• [What you are asked to do]:
Type out every line below exactly as it reads.

[[ Data supplied open ]]

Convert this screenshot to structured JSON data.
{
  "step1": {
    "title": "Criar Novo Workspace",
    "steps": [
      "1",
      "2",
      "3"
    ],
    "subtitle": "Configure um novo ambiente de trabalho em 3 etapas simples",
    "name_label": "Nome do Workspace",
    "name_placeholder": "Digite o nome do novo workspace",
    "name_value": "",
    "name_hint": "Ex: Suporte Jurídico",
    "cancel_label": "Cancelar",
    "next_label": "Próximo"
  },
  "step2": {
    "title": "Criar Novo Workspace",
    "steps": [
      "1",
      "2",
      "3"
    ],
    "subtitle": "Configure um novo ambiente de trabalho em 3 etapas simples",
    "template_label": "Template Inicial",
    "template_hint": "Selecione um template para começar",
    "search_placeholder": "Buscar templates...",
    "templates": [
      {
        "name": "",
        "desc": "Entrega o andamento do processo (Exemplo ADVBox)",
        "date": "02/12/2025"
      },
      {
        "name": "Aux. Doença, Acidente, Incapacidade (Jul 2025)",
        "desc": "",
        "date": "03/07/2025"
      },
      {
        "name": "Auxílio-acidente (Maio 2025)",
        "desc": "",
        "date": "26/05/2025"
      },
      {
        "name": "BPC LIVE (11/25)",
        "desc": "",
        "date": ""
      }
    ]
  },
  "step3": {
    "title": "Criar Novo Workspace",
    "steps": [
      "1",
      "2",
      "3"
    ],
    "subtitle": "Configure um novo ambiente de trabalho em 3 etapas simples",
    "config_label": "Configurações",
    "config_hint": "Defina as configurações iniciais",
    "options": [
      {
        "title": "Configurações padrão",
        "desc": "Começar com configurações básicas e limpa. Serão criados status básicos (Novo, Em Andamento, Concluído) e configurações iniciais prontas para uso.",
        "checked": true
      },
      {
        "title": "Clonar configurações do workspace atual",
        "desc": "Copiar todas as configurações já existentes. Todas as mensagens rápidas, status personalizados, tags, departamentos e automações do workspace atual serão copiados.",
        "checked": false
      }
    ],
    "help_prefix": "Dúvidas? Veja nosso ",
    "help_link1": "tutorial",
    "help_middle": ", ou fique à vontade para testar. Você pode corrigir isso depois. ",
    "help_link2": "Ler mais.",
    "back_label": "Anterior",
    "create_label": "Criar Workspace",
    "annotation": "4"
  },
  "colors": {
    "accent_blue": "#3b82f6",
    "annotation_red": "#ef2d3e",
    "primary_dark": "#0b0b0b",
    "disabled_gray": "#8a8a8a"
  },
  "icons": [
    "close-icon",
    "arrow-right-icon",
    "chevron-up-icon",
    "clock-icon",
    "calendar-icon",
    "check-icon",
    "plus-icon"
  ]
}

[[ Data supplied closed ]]

• [Output]:
Convert this screenshot to structured JSON data.
{
  "step1": {
    "title": "Criar Novo Workspace",
    "steps": [
      "1",
      "2",
      "3"
    ],
    "subtitle": "Configure um novo ambiente de trabalho em 3 etapas simples",
    "name_label": "Nome do Workspace",
    "name_placeholder": "Digite o nome do novo workspace",
    "name_value": "",
    "name_hint": "Ex: Suporte Jurídico",
    "cancel_label": "Cancelar",
    "next_label": "Próximo"
  },
  "step2": {
    "title": "Criar Novo Workspace",
    "steps": [
      "1",
      "2",
      "3"
    ],
    "subtitle": "Configure um novo ambiente de trabalho em 3 etapas simples",
    "template_label": "Template Inicial",
    "template_hint": "Selecione um template para começar",
    "search_placeholder": "Buscar templates...",
    "templates": [
      {
        "name": "",
        "desc": "Entrega o andamento do processo (Exemplo ADVBox)",
        "date": "02/12/2025"
      },
      {
        "name": "Aux. Doença, Acidente, Incapacidade (Jul 2025)",
        "desc": "",
        "date": "03/07/2025"
      },
      {
        "name": "Auxílio-acidente (Maio 2025)",
        "desc": "",
        "date": "26/05/2025"
      },
      {
        "name": "BPC LIVE (11/25)",
        "desc": "",
        "date": ""
      }
    ]
  },
  "step3": {
    "title": "Criar Novo Workspace",
    "steps": [
      "1",
      "2",
      "3"
    ],
    "subtitle": "Configure um novo ambiente de trabalho em 3 etapas simples",
    "config_label": "Configurações",
    "config_hint": "Defina as configurações iniciais",
    "options": [
      {
        "title": "Configurações padrão",
        "desc": "Começar com configurações básicas e limpa. Serão criados status básicos (Novo, Em Andamento, Concluído) e configurações iniciais prontas para uso.",
        "checked": true
      },
      {
        "title": "Clonar configurações do workspace atual",
        "desc": "Copiar todas as configurações já existentes. Todas as mensagens rápidas, status personalizados, tags, departamentos e automações do workspace atual serão copiados.",
        "checked": false
      }
    ],
    "help_prefix": "Dúvidas? Veja nosso ",
    "help_link1": "tutorial",
    "help_middle": ", ou fique à vontade para testar. Você pode corrigir isso depois. ",
    "help_link2": "Ler mais.",
    "back_label": "Anterior",
    "create_label": "Criar Workspace",
    "annotation": "4"
  },
  "colors": {
    "accent_blue": "#3b82f6",
    "annotation_red": "#ef2d3e",
    "primary_dark": "#0b0b0b",
    "disabled_gray": "#8a8a8a"
  },
  "icons": [
    "close-icon",
    "arrow-right-icon",
    "chevron-up-icon",
    "clock-icon",
    "calendar-icon",
    "check-icon",
    "plus-icon"
  ]
}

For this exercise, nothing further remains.